My guess is that the lightly used revolver in the above photo dates back to circa 2000 – 2002, as evidenced by the etched serial number on the frame just below the cylinder window, a location S&W does not commonly use (page 173, 3rd edition, Standard Catalog of Smith & Wesson). I purchased this revolver at a local gun store in mid 2013 during a weak moment. After anguishing for many years whether to add this model to my small cache of S&W Centennial Revolvers, I finally succumbed. The price of the used pre-internal-lock revolvers had soared and their market availability had dropped over the years since S&W started making revolvers exclusively with the locks; this revolver was over a couple of hundred dollars less than any price I had seen for a pre-lock 640-1 in a good long time.
Some snub J-Frame holsters are fine for use with the 640-1 while others do not fit well. Compared to the .38 Special and 9mm snub-nosed J-Frame revolvers, the 640-1 cylinder and window is a bit longer and the barrel is a bit longer and thicker. Most grips from any round butt J-Frame should fit the 640-1. I tried smaller boot grips on the 640-1 for only one shooting session. Mega ouch. My hands much prefer the larger grips when using magnum loads. While a J-Frame snub with large grips (yes, I am aware that what most of us call “grips” are correctly called “stocks”) can be pocket carried, it is barely at my limit of being practical. Over the past several months I found that an inside the waistband holster at the small of the back, or just behind either hip, to be more realistic, and quite comfortable, even when changing a tire on a cold snowy night (which included my wiggling under the van, on my back, to place a bottle jack under the axle). The large grips do make the 640-1 uncomfortable for me to sit with when I carry in the appendix position, although my other J-Frames with boot grips are okay (.38 Special Model 442, 9mm Model 940, and .38 Special Model 640 no dash). A custom designed holster may provide a solution that allows me to carry the S&W Centennial Models, adorned with large, hand-filling grips, in the appendix position. Time and experimentation will tell.
The 640-1 weighs in maybe an ounce or two less than does my Ruger SP101, which hardly makes it an airweight. Perhaps the slightly lower weight is significant; in my hand the S&W does seem a bit flippier with magnum loads than does the Ruger, but that could just be a subconscious bias; the Ruger and I go back many years and several thousand rounds of practice. Aside from .38 Special loads, the SP101 and the 640-1 are at their most manageable (and most pleasant) for me to shoot with the 110 grain .357 Magnum Winchester semi-jacketed hollowpoint load. The once famous full power Remington 125 grain scalloped semi-jacketed hollowpoint load, although loud, flashy, and punishing, is manageable and accurate. With either revolver, my respective degrees of pain and flinch are off the charts when used with the magnum loads ranging from 158 grain through 180 grain; I’ll need more dedication and practice to become proficient with them. However, heavy slugs chased by heavy charges from small concealed-carry revolvers will not be a priority for me unless we relocate to an area where savage wild hogs compete with the criminals for rule of the neighborhood streets.

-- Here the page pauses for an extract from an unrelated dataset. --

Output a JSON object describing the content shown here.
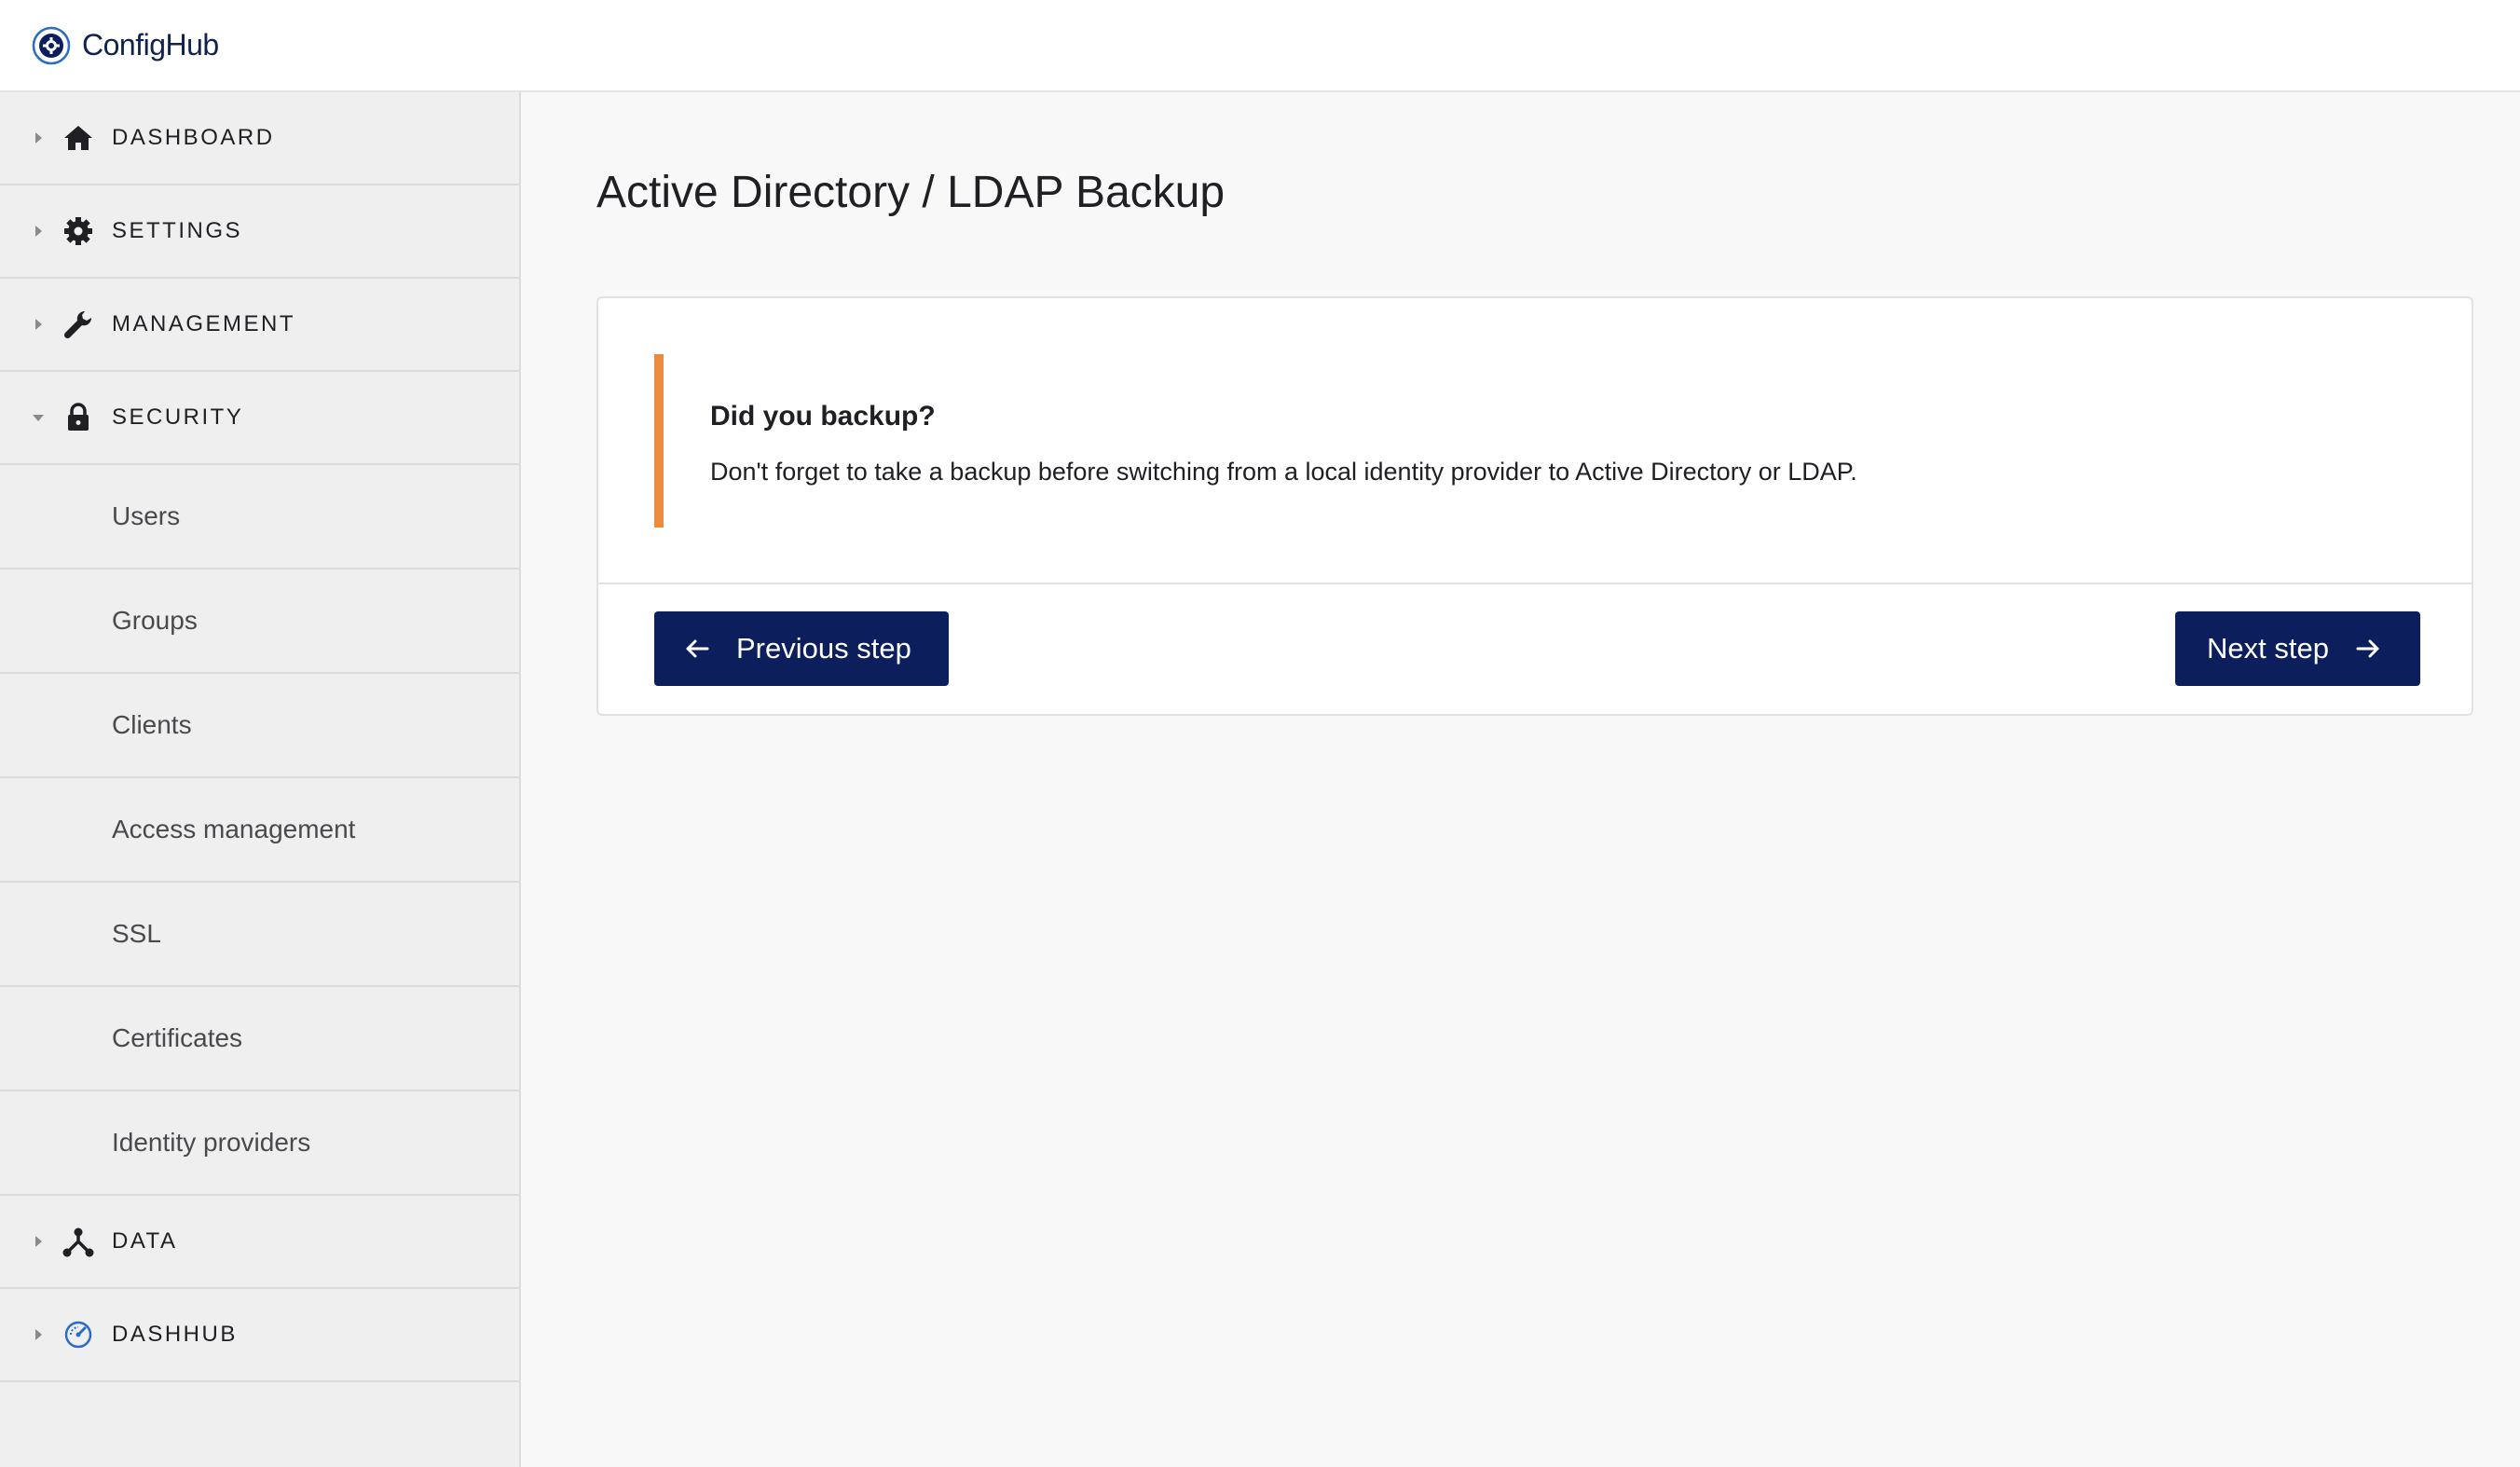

Finally, I cannot speak with authority about the merit(s) (or lack thereof) of the internal lock that S&W put into their line of revolvers. Simply, I CHOOSE to not purchase one, ever, at any price. If you prefer that your S&W revolver have an internal lock, your choice is your business and whatever is your business is forever cool with me. Choice is a good thing.